• Entries shown
************

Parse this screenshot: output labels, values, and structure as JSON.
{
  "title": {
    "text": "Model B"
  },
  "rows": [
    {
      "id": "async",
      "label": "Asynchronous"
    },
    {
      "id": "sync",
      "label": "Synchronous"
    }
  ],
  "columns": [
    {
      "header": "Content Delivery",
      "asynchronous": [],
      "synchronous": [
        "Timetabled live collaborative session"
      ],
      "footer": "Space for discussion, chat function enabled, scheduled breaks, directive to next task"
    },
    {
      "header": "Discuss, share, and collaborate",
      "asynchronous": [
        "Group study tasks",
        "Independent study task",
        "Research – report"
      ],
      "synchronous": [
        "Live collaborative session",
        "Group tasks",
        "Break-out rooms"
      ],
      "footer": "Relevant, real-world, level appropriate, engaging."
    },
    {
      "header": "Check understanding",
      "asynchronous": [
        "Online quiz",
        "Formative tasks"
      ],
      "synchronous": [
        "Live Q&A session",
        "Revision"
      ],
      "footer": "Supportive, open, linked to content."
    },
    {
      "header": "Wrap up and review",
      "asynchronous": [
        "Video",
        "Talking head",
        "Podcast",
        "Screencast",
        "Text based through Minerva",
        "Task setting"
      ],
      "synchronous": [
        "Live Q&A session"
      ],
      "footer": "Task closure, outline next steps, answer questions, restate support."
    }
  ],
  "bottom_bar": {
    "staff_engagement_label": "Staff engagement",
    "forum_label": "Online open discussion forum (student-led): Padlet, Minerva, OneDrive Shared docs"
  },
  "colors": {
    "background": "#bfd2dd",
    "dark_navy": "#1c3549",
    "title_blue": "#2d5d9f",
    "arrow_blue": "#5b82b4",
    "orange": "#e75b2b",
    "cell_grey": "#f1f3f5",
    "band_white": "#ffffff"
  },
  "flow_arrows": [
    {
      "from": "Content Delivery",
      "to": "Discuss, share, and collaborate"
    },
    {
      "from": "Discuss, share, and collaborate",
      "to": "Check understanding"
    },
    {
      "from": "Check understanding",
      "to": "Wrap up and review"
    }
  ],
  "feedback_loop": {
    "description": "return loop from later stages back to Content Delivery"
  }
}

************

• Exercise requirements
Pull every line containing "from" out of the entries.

• Exercise output
      "from": "Content Delivery",
      "from": "Discuss, share, and collaborate",
      "from": "Check understanding",
    "description": "return loop from later stages back to Content Delivery"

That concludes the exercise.